Exercise aim.
Search the data for "name". Each line containing it is to be copied.

Supplied data.
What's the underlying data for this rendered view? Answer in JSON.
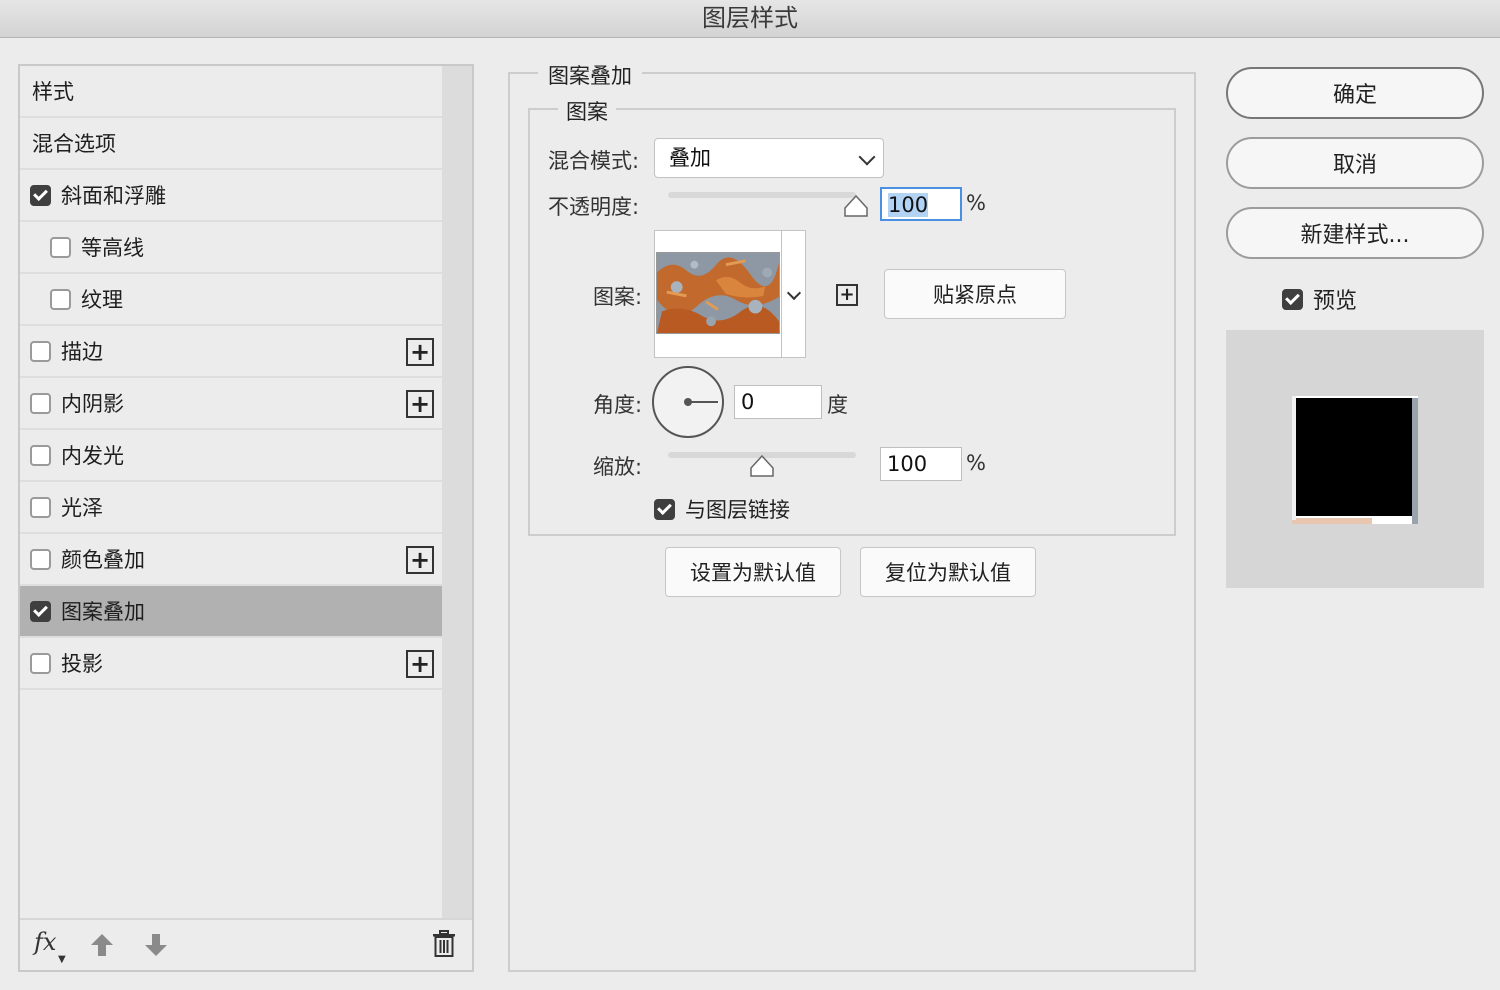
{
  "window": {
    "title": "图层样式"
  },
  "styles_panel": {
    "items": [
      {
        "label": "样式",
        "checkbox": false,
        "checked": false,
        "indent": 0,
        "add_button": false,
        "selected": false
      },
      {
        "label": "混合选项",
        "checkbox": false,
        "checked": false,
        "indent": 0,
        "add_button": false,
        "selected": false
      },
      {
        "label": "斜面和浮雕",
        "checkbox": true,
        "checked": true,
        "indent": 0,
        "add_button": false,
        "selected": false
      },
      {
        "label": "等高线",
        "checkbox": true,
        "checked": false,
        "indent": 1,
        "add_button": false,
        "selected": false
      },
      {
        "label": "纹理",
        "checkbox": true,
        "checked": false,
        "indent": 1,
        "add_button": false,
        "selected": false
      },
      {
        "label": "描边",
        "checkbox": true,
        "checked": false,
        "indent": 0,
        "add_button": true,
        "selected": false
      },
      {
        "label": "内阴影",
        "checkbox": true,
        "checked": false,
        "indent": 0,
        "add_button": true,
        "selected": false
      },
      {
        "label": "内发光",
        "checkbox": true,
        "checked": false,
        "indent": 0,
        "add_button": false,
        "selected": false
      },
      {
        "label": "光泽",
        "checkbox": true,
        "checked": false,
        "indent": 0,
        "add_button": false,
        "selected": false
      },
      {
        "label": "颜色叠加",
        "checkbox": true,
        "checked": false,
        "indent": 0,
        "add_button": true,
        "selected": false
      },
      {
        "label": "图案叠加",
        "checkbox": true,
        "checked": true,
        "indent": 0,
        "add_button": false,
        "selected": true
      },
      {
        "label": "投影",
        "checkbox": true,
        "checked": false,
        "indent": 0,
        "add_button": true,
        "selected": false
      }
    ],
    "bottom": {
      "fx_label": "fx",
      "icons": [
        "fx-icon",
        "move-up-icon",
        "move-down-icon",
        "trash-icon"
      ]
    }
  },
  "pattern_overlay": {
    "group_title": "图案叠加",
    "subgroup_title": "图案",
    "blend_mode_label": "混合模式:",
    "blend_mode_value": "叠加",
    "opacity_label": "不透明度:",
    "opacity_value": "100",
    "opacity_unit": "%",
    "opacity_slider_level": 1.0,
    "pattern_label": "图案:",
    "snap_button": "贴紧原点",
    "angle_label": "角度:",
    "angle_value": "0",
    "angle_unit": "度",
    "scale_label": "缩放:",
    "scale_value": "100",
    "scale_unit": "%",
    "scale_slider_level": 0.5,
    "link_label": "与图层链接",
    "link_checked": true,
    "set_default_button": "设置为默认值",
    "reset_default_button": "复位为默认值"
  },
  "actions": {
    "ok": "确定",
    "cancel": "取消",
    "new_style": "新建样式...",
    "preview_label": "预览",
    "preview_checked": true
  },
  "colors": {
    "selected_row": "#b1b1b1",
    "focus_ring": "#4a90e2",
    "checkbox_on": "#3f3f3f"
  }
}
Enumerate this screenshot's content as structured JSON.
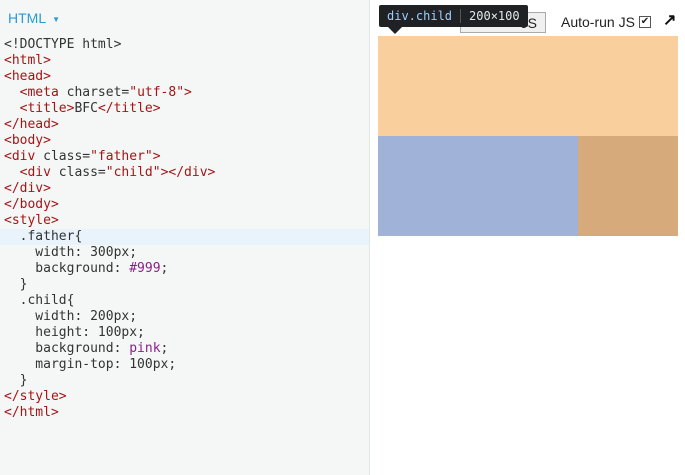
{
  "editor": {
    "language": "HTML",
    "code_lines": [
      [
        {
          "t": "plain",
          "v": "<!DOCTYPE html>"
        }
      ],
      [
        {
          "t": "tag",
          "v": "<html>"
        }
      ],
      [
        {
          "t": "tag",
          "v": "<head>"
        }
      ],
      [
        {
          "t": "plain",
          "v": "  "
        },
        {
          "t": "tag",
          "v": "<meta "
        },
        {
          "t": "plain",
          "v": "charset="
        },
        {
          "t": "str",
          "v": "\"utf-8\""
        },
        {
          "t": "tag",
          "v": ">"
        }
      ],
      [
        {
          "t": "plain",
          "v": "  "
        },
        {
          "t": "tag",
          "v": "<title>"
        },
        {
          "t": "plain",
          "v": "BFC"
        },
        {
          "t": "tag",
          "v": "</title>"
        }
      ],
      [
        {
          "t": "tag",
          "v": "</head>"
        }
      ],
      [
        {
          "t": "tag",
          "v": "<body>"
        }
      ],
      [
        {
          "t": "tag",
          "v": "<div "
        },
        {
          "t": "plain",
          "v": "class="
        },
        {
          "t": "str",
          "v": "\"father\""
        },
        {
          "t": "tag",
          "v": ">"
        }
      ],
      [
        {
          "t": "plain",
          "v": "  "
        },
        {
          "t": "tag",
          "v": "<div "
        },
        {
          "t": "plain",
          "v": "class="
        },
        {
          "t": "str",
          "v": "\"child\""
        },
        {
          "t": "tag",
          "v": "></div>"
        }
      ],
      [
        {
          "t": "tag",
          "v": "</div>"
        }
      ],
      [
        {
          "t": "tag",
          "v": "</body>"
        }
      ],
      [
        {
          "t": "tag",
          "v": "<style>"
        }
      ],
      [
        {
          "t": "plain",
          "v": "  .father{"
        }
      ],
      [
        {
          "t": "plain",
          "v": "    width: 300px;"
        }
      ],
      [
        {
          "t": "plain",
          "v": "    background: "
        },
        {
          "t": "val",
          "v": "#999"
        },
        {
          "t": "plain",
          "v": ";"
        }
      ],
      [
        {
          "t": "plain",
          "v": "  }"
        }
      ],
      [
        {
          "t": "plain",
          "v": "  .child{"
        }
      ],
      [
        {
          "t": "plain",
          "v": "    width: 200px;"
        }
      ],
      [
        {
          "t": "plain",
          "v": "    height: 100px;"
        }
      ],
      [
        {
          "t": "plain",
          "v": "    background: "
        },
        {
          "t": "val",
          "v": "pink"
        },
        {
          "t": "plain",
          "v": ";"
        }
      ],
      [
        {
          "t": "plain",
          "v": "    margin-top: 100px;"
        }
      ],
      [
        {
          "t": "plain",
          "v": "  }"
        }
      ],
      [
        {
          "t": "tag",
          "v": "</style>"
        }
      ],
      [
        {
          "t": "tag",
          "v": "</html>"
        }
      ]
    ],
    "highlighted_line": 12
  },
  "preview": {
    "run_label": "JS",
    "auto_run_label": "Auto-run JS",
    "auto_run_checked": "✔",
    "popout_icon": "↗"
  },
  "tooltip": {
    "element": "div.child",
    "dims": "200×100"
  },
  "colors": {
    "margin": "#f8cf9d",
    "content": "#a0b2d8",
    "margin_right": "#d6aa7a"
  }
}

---

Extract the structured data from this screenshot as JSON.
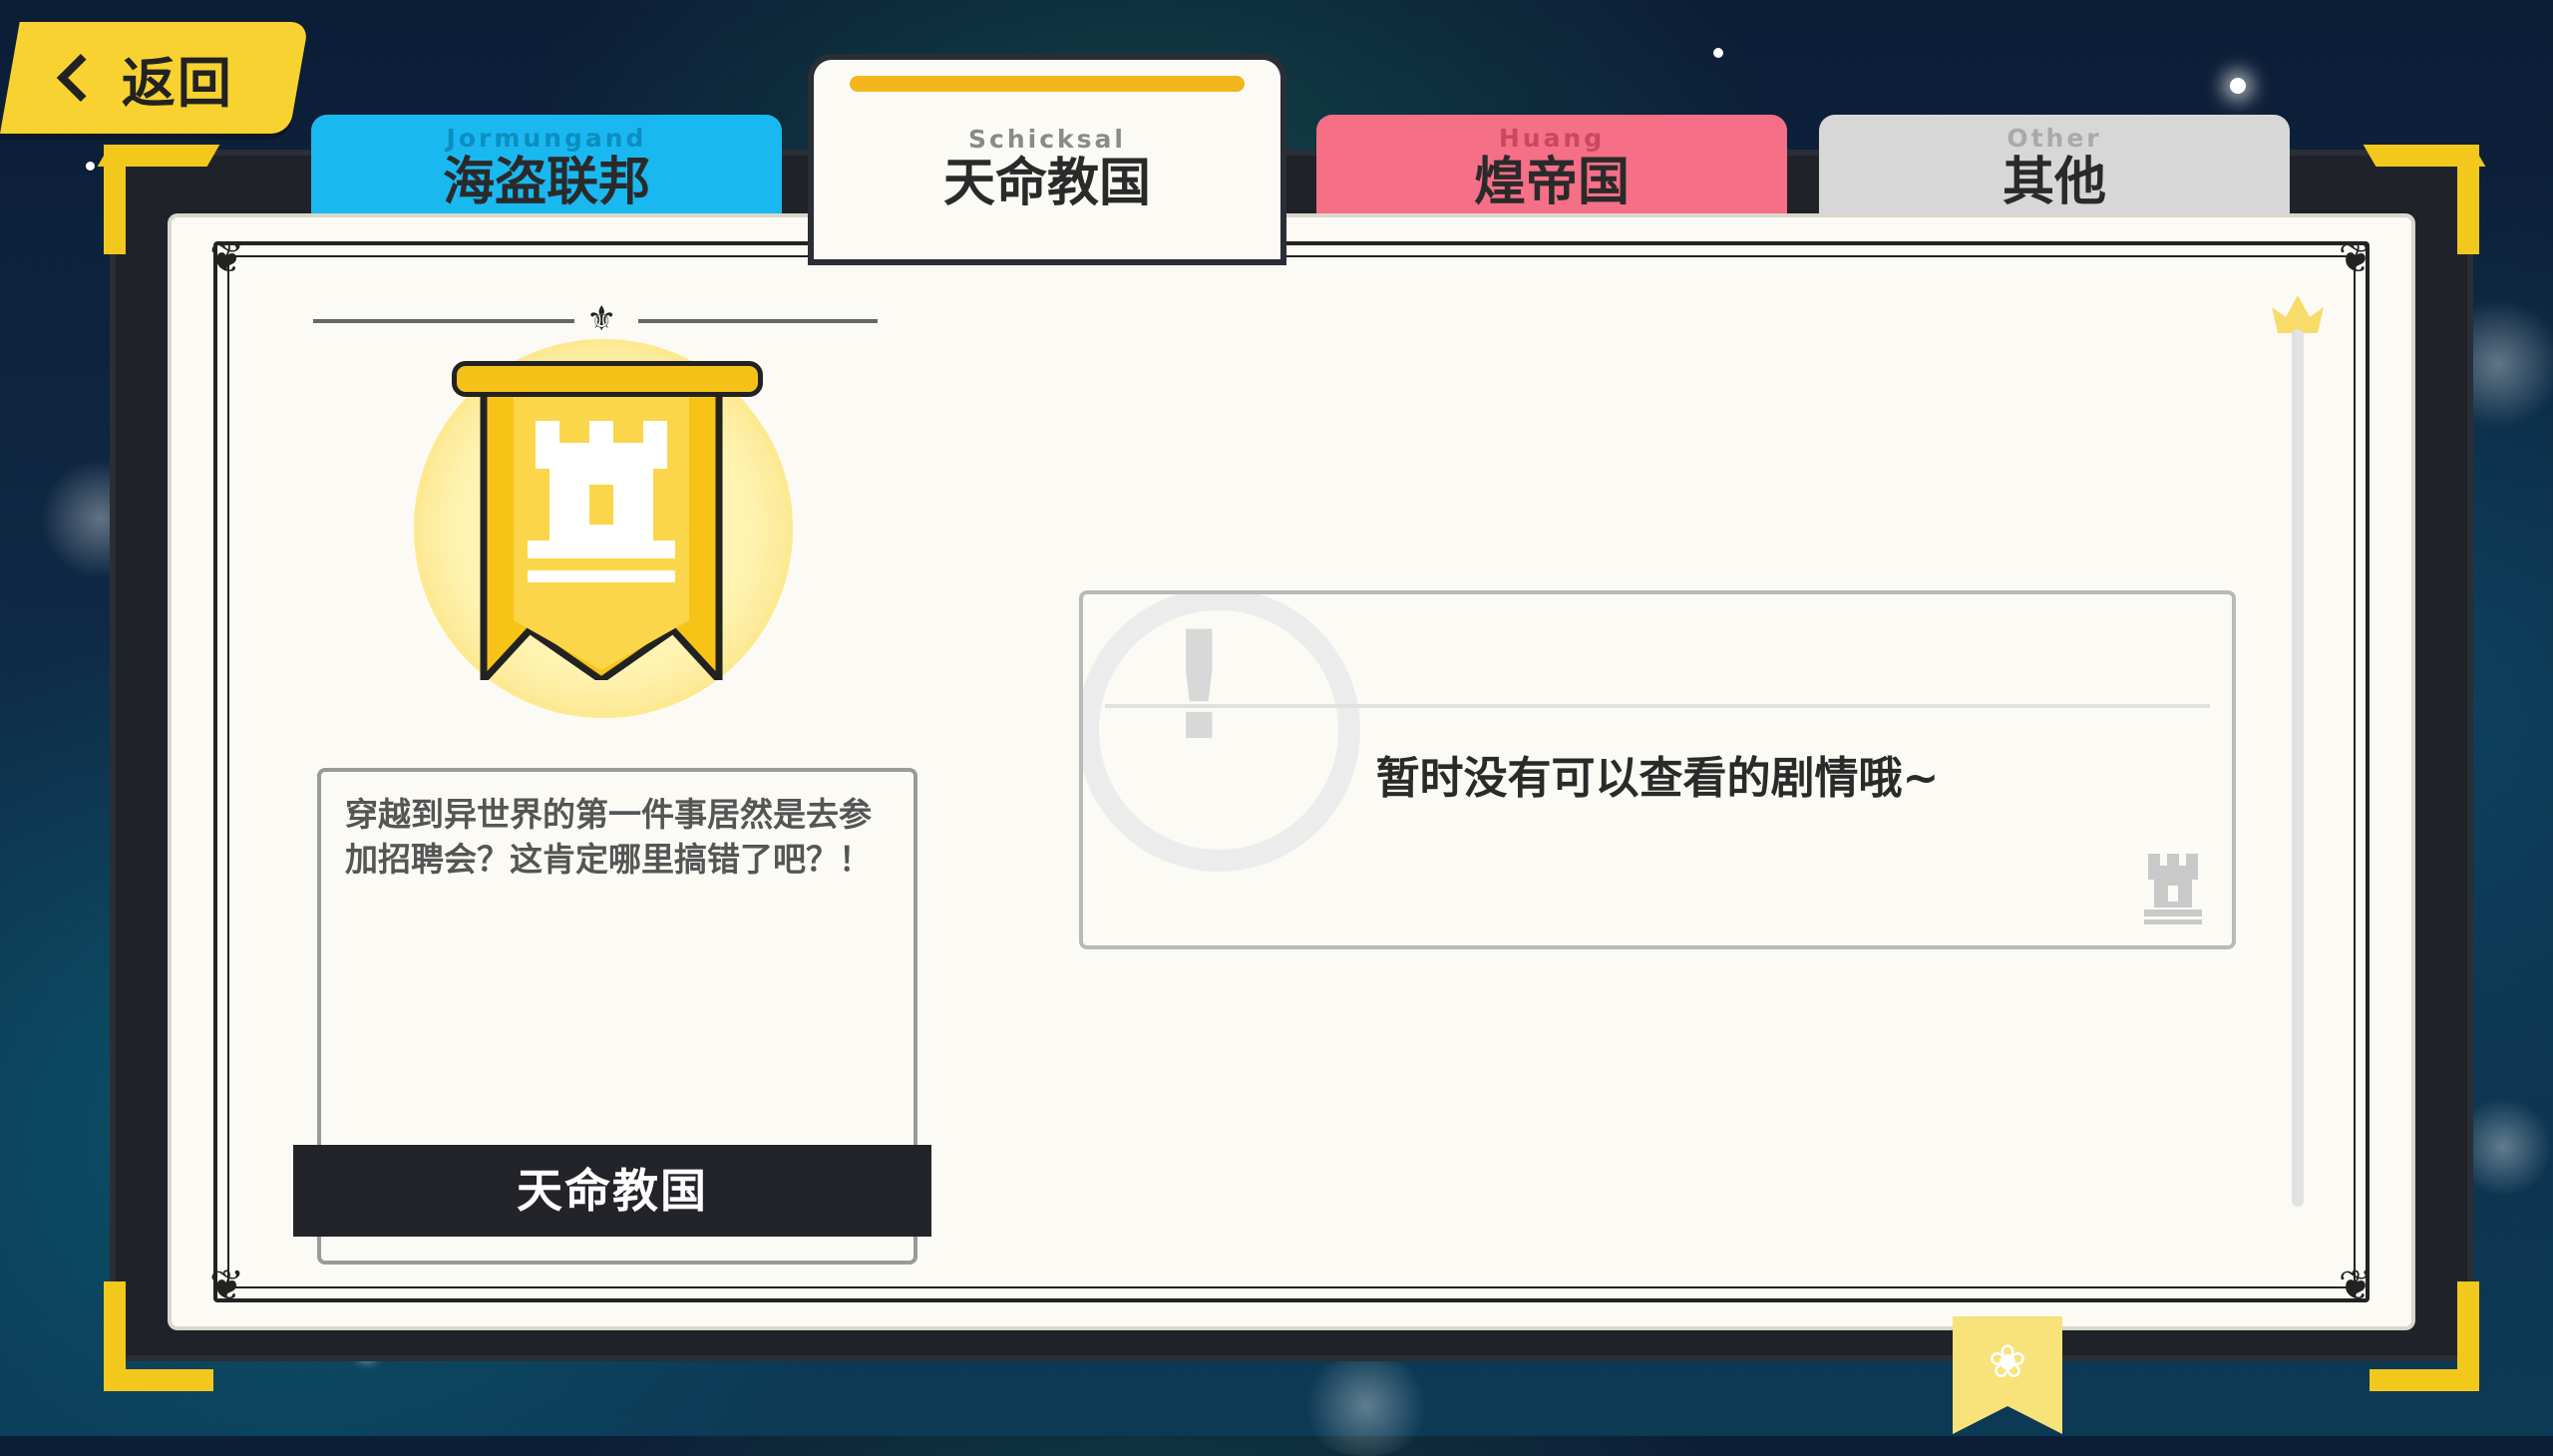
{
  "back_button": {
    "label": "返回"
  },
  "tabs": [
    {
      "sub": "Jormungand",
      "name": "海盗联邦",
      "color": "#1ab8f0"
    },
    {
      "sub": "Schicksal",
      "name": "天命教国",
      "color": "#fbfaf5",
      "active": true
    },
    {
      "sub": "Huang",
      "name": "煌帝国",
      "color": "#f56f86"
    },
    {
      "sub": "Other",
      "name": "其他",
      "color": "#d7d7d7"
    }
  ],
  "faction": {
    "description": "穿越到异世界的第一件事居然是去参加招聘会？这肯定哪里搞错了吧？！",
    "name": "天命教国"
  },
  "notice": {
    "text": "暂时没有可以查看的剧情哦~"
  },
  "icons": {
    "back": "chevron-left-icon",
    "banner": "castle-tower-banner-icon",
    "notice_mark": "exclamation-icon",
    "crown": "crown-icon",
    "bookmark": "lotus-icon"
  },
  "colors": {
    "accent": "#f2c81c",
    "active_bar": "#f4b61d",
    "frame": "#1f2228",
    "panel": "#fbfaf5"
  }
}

Exercise result.
      "name": "海盗联邦",
      "name": "天命教国",
      "name": "煌帝国",
      "name": "其他",
    "name": "天命教国"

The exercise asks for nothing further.